that are the substrate to these rhythms in the different brain areas. This raises the question of whether
rhythmic activity results solely from the properties of the network connectivity (e.g., excitation and inhibition)
and topology or it involves the interplay of the latter with the intrinsic properties (e.g., ionic currents) of the
participating neurons. In this project we address this issue theoretically in the context of the hippocampal area
CA1 microcircuits, which include excitatory (PYR) and inhibitory (INT) cells. It has been observed that PYR exhibit
a preferred subthreshold frequency response to oscillatory inptus at (4  10 Hz) frequencies (resonance) 'in vitro.'
Contrary to expectation, these cells do not exhibit spiking resonance in response to 'in vivo' direct oscillatory
optogenetic activation, but, surprisingly, spiking resonance in PYR occurs when INT are activated. We combine
dynamical systems tools, biophysical modeling and numerical simulations to understand the underlying mechanisms of
these rather unexpected results.

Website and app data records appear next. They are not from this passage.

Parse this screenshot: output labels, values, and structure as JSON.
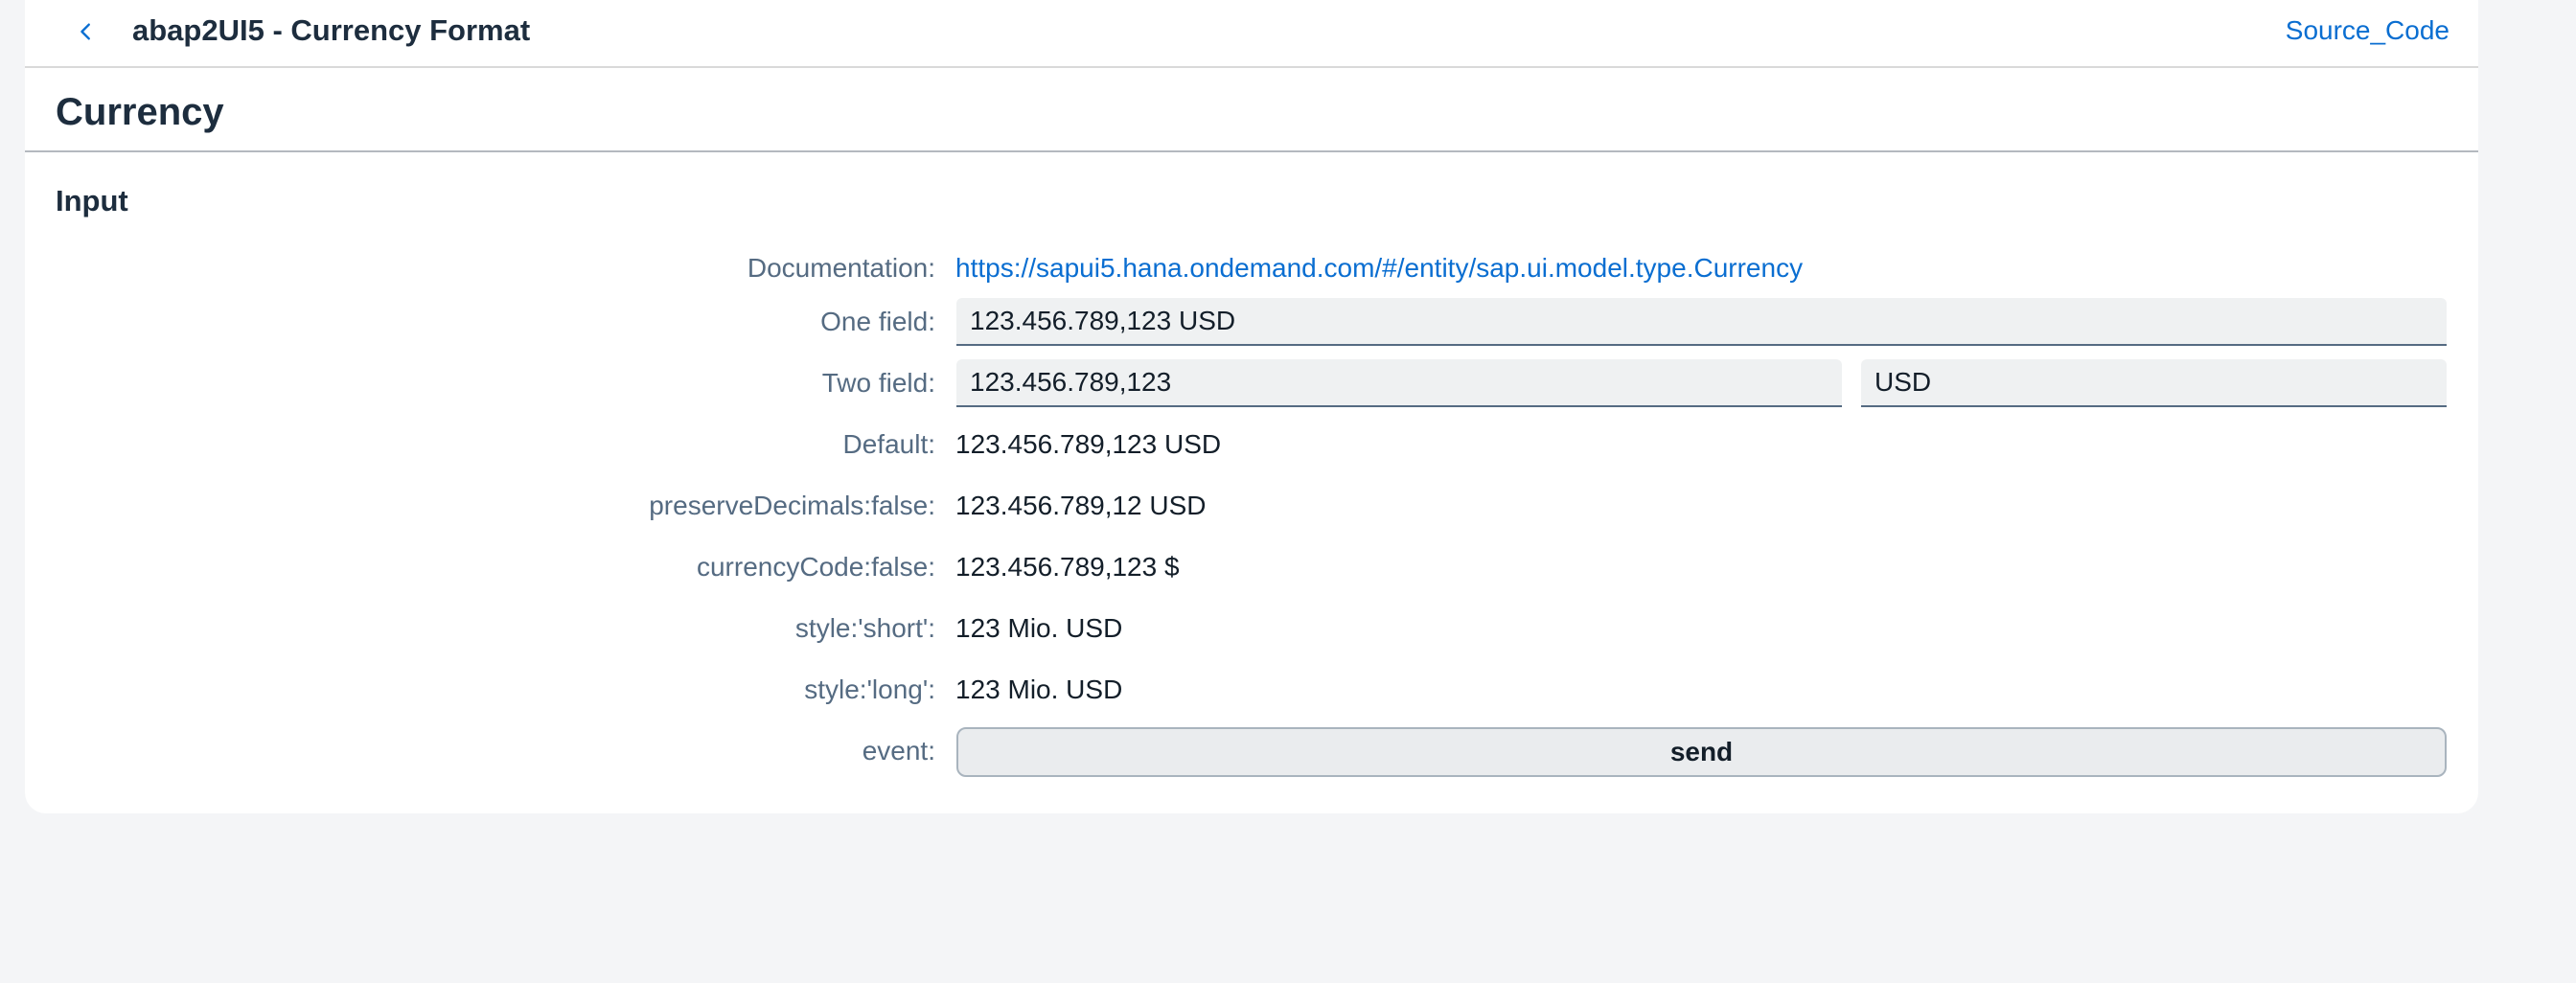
{
  "header": {
    "title": "abap2UI5 - Currency Format",
    "source_link": "Source_Code"
  },
  "page": {
    "title": "Currency"
  },
  "section": {
    "title": "Input"
  },
  "form": {
    "documentation": {
      "label": "Documentation:",
      "link": "https://sapui5.hana.ondemand.com/#/entity/sap.ui.model.type.Currency"
    },
    "one_field": {
      "label": "One field:",
      "value": "123.456.789,123 USD"
    },
    "two_field": {
      "label": "Two field:",
      "amount": "123.456.789,123",
      "currency": "USD"
    },
    "default": {
      "label": "Default:",
      "value": "123.456.789,123 USD"
    },
    "preserve_decimals": {
      "label": "preserveDecimals:false:",
      "value": "123.456.789,12 USD"
    },
    "currency_code": {
      "label": "currencyCode:false:",
      "value": "123.456.789,123 $"
    },
    "style_short": {
      "label": "style:'short':",
      "value": "123 Mio. USD"
    },
    "style_long": {
      "label": "style:'long':",
      "value": "123 Mio. USD"
    },
    "event": {
      "label": "event:",
      "button": "send"
    }
  },
  "colors": {
    "link": "#0a6ed1",
    "label": "#556b82",
    "text": "#131e29",
    "background": "#f4f5f7"
  },
  "icons": {
    "back": "chevron-left-icon"
  }
}
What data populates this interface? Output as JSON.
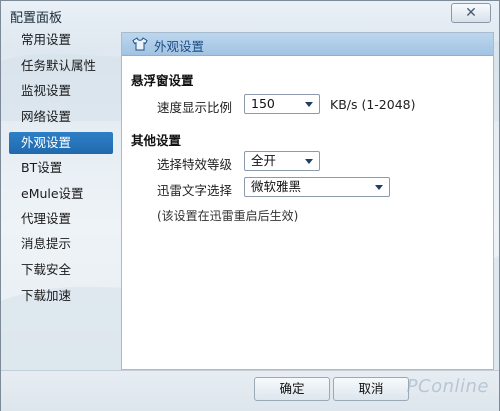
{
  "window": {
    "title": "配置面板",
    "close_glyph": "✕"
  },
  "sidebar": {
    "items": [
      {
        "label": "常用设置",
        "active": false
      },
      {
        "label": "任务默认属性",
        "active": false
      },
      {
        "label": "监视设置",
        "active": false
      },
      {
        "label": "网络设置",
        "active": false
      },
      {
        "label": "外观设置",
        "active": true
      },
      {
        "label": "BT设置",
        "active": false
      },
      {
        "label": "eMule设置",
        "active": false
      },
      {
        "label": "代理设置",
        "active": false
      },
      {
        "label": "消息提示",
        "active": false
      },
      {
        "label": "下载安全",
        "active": false
      },
      {
        "label": "下载加速",
        "active": false
      }
    ]
  },
  "content": {
    "section_title": "外观设置",
    "section_icon": "shirt-icon",
    "float_window": {
      "title": "悬浮窗设置",
      "speed_label": "速度显示比例",
      "speed_value": "150",
      "speed_unit": "KB/s (1-2048)"
    },
    "other": {
      "title": "其他设置",
      "effect_label": "选择特效等级",
      "effect_value": "全开",
      "font_label": "迅雷文字选择",
      "font_value": "微软雅黑",
      "note": "(该设置在迅雷重启后生效)"
    }
  },
  "footer": {
    "ok_label": "确定",
    "cancel_label": "取消"
  },
  "watermark": "PConline",
  "colors": {
    "accent": "#1f6aae",
    "header": "#a2c3e3"
  }
}
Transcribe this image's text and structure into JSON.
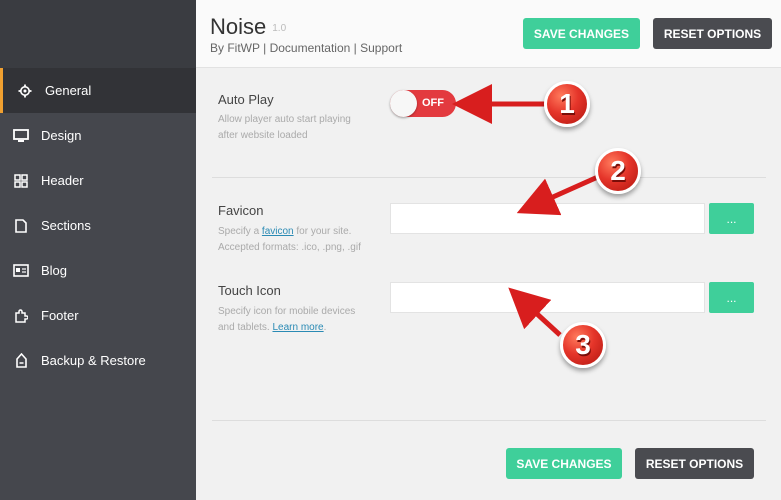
{
  "header": {
    "title": "Noise",
    "version": "1.0",
    "by": "By FitWP",
    "sep": "|",
    "documentation": "Documentation",
    "support": "Support",
    "save_label": "SAVE CHANGES",
    "reset_label": "RESET OPTIONS"
  },
  "sidebar": {
    "items": [
      {
        "label": "General",
        "icon": "gear-icon"
      },
      {
        "label": "Design",
        "icon": "monitor-icon"
      },
      {
        "label": "Header",
        "icon": "grid-icon"
      },
      {
        "label": "Sections",
        "icon": "page-icon"
      },
      {
        "label": "Blog",
        "icon": "blog-icon"
      },
      {
        "label": "Footer",
        "icon": "puzzle-icon"
      },
      {
        "label": "Backup & Restore",
        "icon": "restore-icon"
      }
    ]
  },
  "options": {
    "autoplay": {
      "label": "Auto Play",
      "desc_line1": "Allow player auto start playing",
      "desc_line2": "after website loaded",
      "toggle_state": "OFF"
    },
    "favicon": {
      "label": "Favicon",
      "desc_pre": "Specify a ",
      "desc_link": "favicon",
      "desc_post": " for your site.",
      "desc_line2": "Accepted formats: .ico, .png, .gif",
      "value": "",
      "button": "..."
    },
    "touch_icon": {
      "label": "Touch Icon",
      "desc_line1": "Specify icon for mobile devices",
      "desc_pre2": "and tablets. ",
      "desc_link": "Learn more",
      "desc_post2": ".",
      "value": "",
      "button": "..."
    }
  },
  "footer": {
    "save_label": "SAVE CHANGES",
    "reset_label": "RESET OPTIONS"
  },
  "callouts": [
    "1",
    "2",
    "3"
  ],
  "colors": {
    "accent_green": "#3fcf9a",
    "toggle_red": "#e33a3f",
    "sidebar_bg": "#45474d",
    "active_indicator": "#f0a030"
  }
}
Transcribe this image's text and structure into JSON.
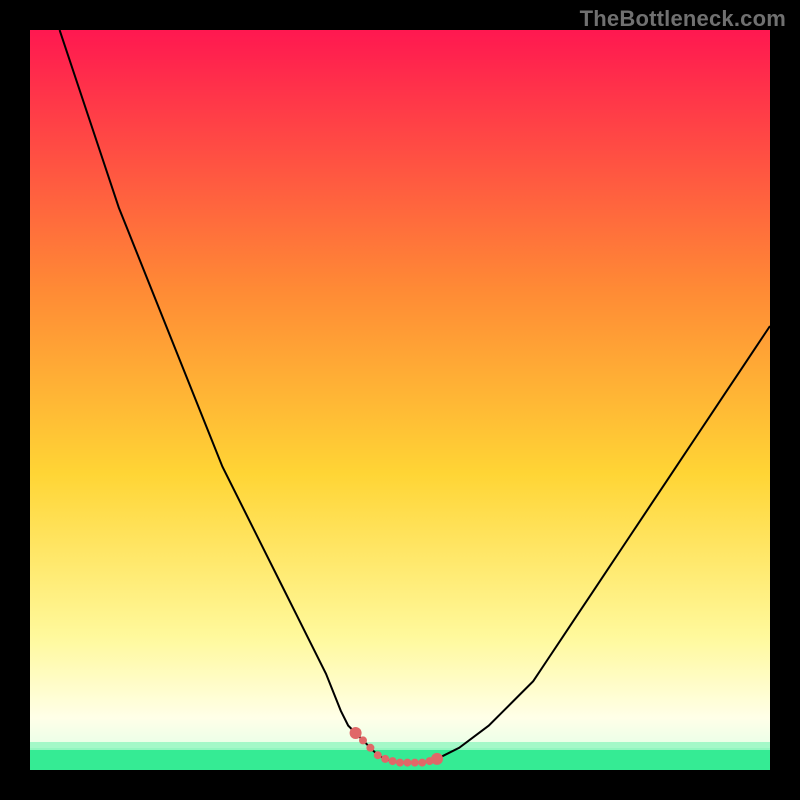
{
  "watermark": "TheBottleneck.com",
  "colors": {
    "frame": "#000000",
    "curve": "#000000",
    "dots": "#e06868",
    "bottom_band": "#35eb94",
    "grad_top": "#ff1850",
    "grad_mid1": "#ff6f3a",
    "grad_mid2": "#ffd535",
    "grad_mid3": "#fff99c",
    "grad_bottom": "#ffffe8"
  },
  "chart_data": {
    "type": "line",
    "title": "",
    "xlabel": "",
    "ylabel": "",
    "xlim": [
      0,
      100
    ],
    "ylim": [
      0,
      100
    ],
    "x": [
      4,
      6,
      8,
      10,
      12,
      14,
      16,
      18,
      20,
      22,
      24,
      26,
      28,
      30,
      32,
      34,
      36,
      38,
      40,
      42,
      43,
      44,
      45,
      46,
      47,
      48,
      49,
      50,
      51,
      52,
      53,
      54,
      55,
      56,
      58,
      60,
      62,
      64,
      66,
      68,
      70,
      72,
      74,
      76,
      78,
      80,
      82,
      84,
      86,
      88,
      90,
      92,
      94,
      96,
      98,
      100
    ],
    "values": [
      100,
      94,
      88,
      82,
      76,
      71,
      66,
      61,
      56,
      51,
      46,
      41,
      37,
      33,
      29,
      25,
      21,
      17,
      13,
      8,
      6,
      5,
      4,
      3,
      2,
      1.5,
      1.2,
      1,
      1,
      1,
      1,
      1.2,
      1.5,
      2,
      3,
      4.5,
      6,
      8,
      10,
      12,
      15,
      18,
      21,
      24,
      27,
      30,
      33,
      36,
      39,
      42,
      45,
      48,
      51,
      54,
      57,
      60
    ],
    "flat_region_x": [
      44,
      55
    ],
    "dot_points_x": [
      44,
      45,
      46,
      47,
      48,
      49,
      50,
      51,
      52,
      53,
      54,
      55
    ]
  }
}
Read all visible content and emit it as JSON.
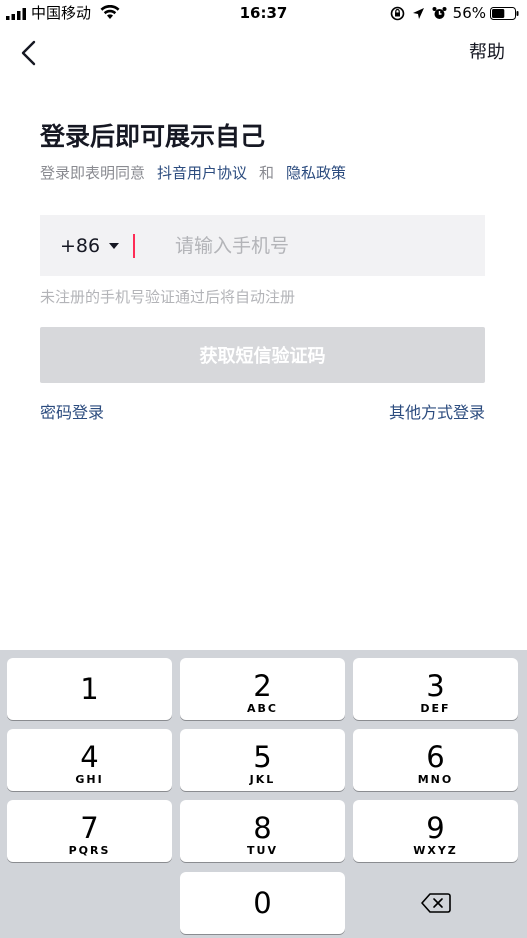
{
  "status_bar": {
    "carrier": "中国移动",
    "time": "16:37",
    "battery_percent": "56%",
    "battery_level": 0.56
  },
  "nav": {
    "help_label": "帮助"
  },
  "main": {
    "title": "登录后即可展示自己",
    "agreement_prefix": "登录即表明同意",
    "user_agreement": "抖音用户协议",
    "and": "和",
    "privacy_policy": "隐私政策",
    "country_code": "+86",
    "phone_placeholder": "请输入手机号",
    "phone_value": "",
    "hint": "未注册的手机号验证通过后将自动注册",
    "get_code_button": "获取短信验证码",
    "password_login": "密码登录",
    "other_login": "其他方式登录"
  },
  "colors": {
    "link": "#2c4c7f",
    "cursor": "#fe2c55",
    "disabled_button": "#d7d8db",
    "keyboard_bg": "#d1d4d9"
  },
  "keyboard": {
    "keys": [
      {
        "digit": "1",
        "letters": ""
      },
      {
        "digit": "2",
        "letters": "ABC"
      },
      {
        "digit": "3",
        "letters": "DEF"
      },
      {
        "digit": "4",
        "letters": "GHI"
      },
      {
        "digit": "5",
        "letters": "JKL"
      },
      {
        "digit": "6",
        "letters": "MNO"
      },
      {
        "digit": "7",
        "letters": "PQRS"
      },
      {
        "digit": "8",
        "letters": "TUV"
      },
      {
        "digit": "9",
        "letters": "WXYZ"
      },
      {
        "digit": "0",
        "letters": ""
      }
    ],
    "delete_icon": "backspace-icon"
  }
}
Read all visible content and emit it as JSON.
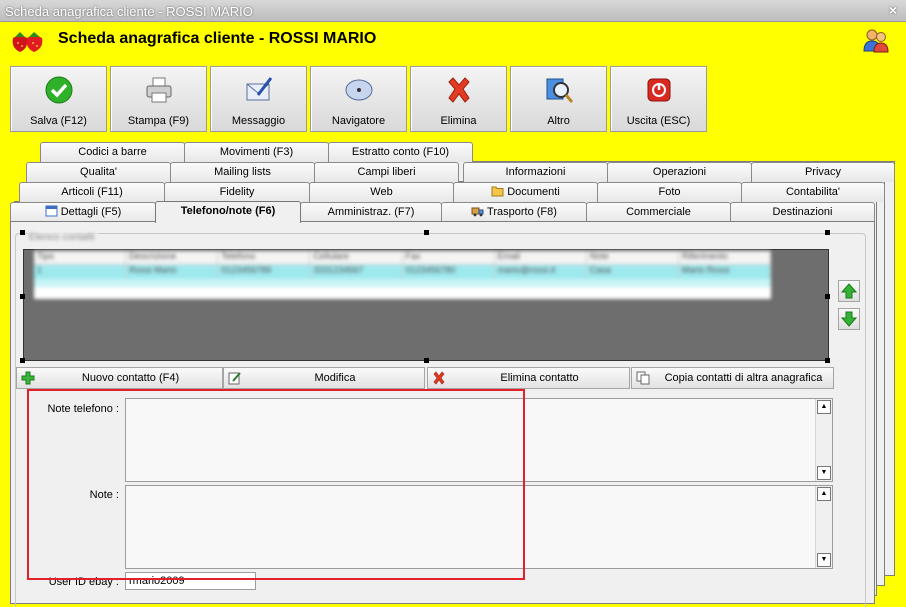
{
  "window": {
    "title": "Scheda anagrafica cliente - ROSSI MARIO",
    "close_glyph": "×"
  },
  "header": {
    "title": "Scheda anagrafica cliente - ROSSI MARIO"
  },
  "toolbar": {
    "buttons": [
      {
        "label": "Salva (F12)",
        "icon": "check-icon"
      },
      {
        "label": "Stampa (F9)",
        "icon": "printer-icon"
      },
      {
        "label": "Messaggio",
        "icon": "message-icon"
      },
      {
        "label": "Navigatore",
        "icon": "compass-icon"
      },
      {
        "label": "Elimina",
        "icon": "delete-icon"
      },
      {
        "label": "Altro",
        "icon": "search-icon"
      },
      {
        "label": "Uscita (ESC)",
        "icon": "exit-icon"
      }
    ]
  },
  "tabs": {
    "row1": [
      "Codici a barre",
      "Movimenti (F3)",
      "Estratto conto (F10)"
    ],
    "row2": [
      "Qualita'",
      "Mailing lists",
      "Campi liberi",
      "Informazioni",
      "Operazioni",
      "Privacy"
    ],
    "row3": [
      "Articoli (F11)",
      "Fidelity",
      "Web",
      "Documenti",
      "Foto",
      "Contabilita'"
    ],
    "row4": [
      "Dettagli (F5)",
      "Telefono/note (F6)",
      "Amministraz. (F7)",
      "Trasporto (F8)",
      "Commerciale",
      "Destinazioni"
    ],
    "active": "Telefono/note (F6)"
  },
  "contacts": {
    "group_label": "Elenco contatti",
    "columns": [
      "Tipo",
      "Descrizione",
      "Telefono",
      "Cellulare",
      "Fax",
      "Email",
      "Note",
      "Riferimento"
    ],
    "rows": [
      [
        "1",
        "Rossi Mario",
        "0123456789",
        "3331234567",
        "0123456780",
        "mario@rossi.it",
        "Casa",
        "Mario Rossi"
      ]
    ]
  },
  "actions": {
    "new_contact": "Nuovo contatto (F4)",
    "edit": "Modifica",
    "delete_contact": "Elimina contatto",
    "copy_contacts": "Copia contatti di altra anagrafica"
  },
  "fields": {
    "note_telefono_label": "Note telefono :",
    "note_telefono_value": "",
    "note_label": "Note :",
    "note_value": "",
    "user_id_ebay_label": "User ID ebay :",
    "user_id_ebay_value": "rmario2009"
  },
  "colors": {
    "background": "#ffff00",
    "highlight": "#e2202a",
    "grid_selected_row": "#9ee9ee"
  }
}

We show that the lowpass filter results form a combination of postinhibitory
rebound (the ability of a cell to spike in response to inhibition) and the intrinsic properties of PYR.
The bandpass filter requires additional timing mechanisms that prevent the occurrence of spikes at low frequencies.
We discuss various possible, conceptually different scenarios. These results and tools contribute to building a
general theoretical and conceptual framework for the understanding of preferred frequency responses to oscillatory
inputs in neuronal networks.